-- What this task involves --
Scan the entries for the word "date". Every line that has it should be copied.

-- Given data --
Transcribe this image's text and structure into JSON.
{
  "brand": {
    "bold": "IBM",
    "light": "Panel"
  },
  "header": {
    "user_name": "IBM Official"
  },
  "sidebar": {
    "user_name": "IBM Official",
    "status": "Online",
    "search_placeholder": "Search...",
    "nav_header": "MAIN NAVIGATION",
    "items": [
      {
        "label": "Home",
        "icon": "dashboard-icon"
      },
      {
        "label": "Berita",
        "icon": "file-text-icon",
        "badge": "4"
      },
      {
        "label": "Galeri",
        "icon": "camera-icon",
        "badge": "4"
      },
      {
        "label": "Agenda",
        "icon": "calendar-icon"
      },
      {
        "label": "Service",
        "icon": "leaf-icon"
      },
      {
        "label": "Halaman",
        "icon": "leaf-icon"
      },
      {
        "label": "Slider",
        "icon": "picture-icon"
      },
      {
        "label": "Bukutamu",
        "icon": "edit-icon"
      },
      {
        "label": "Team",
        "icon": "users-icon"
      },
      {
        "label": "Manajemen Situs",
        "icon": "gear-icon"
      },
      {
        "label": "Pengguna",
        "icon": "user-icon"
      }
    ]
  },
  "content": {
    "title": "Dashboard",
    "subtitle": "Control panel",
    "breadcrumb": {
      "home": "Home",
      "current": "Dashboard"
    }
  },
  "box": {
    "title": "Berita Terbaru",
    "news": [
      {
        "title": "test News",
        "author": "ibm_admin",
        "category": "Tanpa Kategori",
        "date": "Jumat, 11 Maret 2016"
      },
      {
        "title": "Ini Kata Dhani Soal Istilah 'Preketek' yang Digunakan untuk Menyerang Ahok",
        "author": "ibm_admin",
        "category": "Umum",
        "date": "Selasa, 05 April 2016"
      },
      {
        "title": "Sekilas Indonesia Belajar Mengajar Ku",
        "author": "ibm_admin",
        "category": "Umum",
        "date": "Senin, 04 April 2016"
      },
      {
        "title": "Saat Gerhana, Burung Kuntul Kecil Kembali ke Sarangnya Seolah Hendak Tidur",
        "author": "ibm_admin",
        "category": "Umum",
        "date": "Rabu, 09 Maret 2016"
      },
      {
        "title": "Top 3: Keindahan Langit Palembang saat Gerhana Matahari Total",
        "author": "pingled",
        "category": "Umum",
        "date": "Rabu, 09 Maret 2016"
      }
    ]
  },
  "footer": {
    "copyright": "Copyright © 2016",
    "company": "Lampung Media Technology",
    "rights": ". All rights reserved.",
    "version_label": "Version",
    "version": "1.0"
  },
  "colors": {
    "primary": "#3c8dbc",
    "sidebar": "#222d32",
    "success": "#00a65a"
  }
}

-- Answer to the problem --
        "date": "Jumat, 11 Maret 2016"
        "date": "Selasa, 05 April 2016"
        "date": "Senin, 04 April 2016"
        "date": "Rabu, 09 Maret 2016"
        "date": "Rabu, 09 Maret 2016"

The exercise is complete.